Moreover, the sisters sought relief from Church mandates that managed their daily activities, ranging from what they wore and what time they went to bed to which literature these were allowed to read.
On October 14, 1967, the sisters celebrated what they called Promulgation Day, the announcement of strategies because of their order’s renewal. A fresh vision because of their lives and their function, the document, for instance, explained that sisters who trained in religious schools will be allowed to pursue educating credentials and graduate degrees to professionalize their function. Those who did not feel the call to teach could find other careers.

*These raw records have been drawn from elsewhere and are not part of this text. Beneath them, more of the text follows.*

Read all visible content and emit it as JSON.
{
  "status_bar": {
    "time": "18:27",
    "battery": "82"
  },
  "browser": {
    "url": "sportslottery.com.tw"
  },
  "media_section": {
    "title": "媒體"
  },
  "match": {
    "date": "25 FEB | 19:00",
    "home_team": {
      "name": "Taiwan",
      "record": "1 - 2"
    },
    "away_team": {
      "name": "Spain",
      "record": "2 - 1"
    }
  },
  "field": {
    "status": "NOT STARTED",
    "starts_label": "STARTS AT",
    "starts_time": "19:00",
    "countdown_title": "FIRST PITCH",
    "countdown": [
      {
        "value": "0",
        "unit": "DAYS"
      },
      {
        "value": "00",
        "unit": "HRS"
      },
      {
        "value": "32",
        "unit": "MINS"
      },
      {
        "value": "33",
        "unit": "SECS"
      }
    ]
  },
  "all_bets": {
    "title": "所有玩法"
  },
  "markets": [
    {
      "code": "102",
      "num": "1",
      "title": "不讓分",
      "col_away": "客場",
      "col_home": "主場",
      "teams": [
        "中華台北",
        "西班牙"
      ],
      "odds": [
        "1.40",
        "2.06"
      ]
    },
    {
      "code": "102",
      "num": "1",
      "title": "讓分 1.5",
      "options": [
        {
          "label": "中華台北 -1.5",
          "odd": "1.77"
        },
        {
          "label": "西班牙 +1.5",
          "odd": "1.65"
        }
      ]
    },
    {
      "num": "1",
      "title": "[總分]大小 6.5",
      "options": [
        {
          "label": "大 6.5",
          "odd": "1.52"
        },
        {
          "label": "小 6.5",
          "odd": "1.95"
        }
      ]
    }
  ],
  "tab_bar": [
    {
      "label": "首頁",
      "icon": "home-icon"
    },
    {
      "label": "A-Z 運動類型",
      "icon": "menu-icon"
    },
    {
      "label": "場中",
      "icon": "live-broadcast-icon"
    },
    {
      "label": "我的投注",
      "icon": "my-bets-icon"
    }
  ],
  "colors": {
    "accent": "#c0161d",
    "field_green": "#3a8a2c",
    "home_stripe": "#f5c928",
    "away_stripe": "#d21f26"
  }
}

Additionally, each one sister could choose the length, time and type of her individual prayer, and group prayer will be shaped by the community. They no more had to seek permission from the mother superior for the small decisions of lifestyle. They would be free to placed their bedtimes, see a medical expert or make a quick trip to the store.
Opposition to the sisters
Two days after, on Oct. 16, a delegation of six sisters sat in the office of Los Angeles’ Cardinal McIntyre. Furious with the sisters’ strategies for renewal, he first asked about about their gown: Did they indeed intend to wear street apparel to their classrooms? Caspary explained they might, and an angry McIntyre finished the meeting.
Even when the cardinal’s guys persuaded him to continue the conversation, he refused to accept the order’s arrange for renewal. Instead, he berated their defiance and doubted their determination to religious life. As of June 1968, he advised them, they would no more show in the city’s Catholic schools.
Over the next half a year, the sisters and the cardinal presented formal cases to emissaries from the Vatican. Each side also sought support from Church co-workers and from the court of public opinion. Unfortunately, many newspapers played out up the conflict as though the complete fight hinged on whether or not the sisters wore their classic habits or street apparel.
By spring, the message was very clear: The Vatican would support the cardinal. Relating to recognized pronouncements, the women’s experimentation went too far. They had not, quite simply, worked within the rules of the man hierarchy.
Rather than quit their vision for spiritual renewal, even so, 350 of the order’s 400 sisters began planning a new lay community outside the Church.
A new vision
By the beginning of 1970, many of the Immaculate Heart sisters had made a decision to renounce their vows and reorganize as a lay community. The new group, the Immaculate Heart Community, was open to laypeople and also clergy, men and also women.
In the intervening years, almost all of the innovations that the sisters sought – including professionalizing benchmarks, experimenting with community worship and giving sisters control of their daily activities – were adopted by Catholics in the united states.
The Immaculate Heart Sisters drew on their time and destination to create a new vision of religious community. Their resources ranged from the reforms of the Second Vatican Council to the writings of California’s humanist psychologists. In addition they included women’s liberation, the anti-war movement and the countercultural wave that rolled outdoors their convent door.
The California desire and its own promise of new possibilities was central to the spiritual journey of the Immaculate Heart Sisters. It goes on to inspire a new generations of seekers in and from the Church.
(Diane Winston is associate professor and Knight Centre Chair in Media & Religious beliefs at the University of Southern California’s Annenberg College for Conversation and Journalism. This document was at first published on The Discussion. Browse the original article.)
Read more about days gone by and future of the California Desire. This series is posted in collaboration with KQED.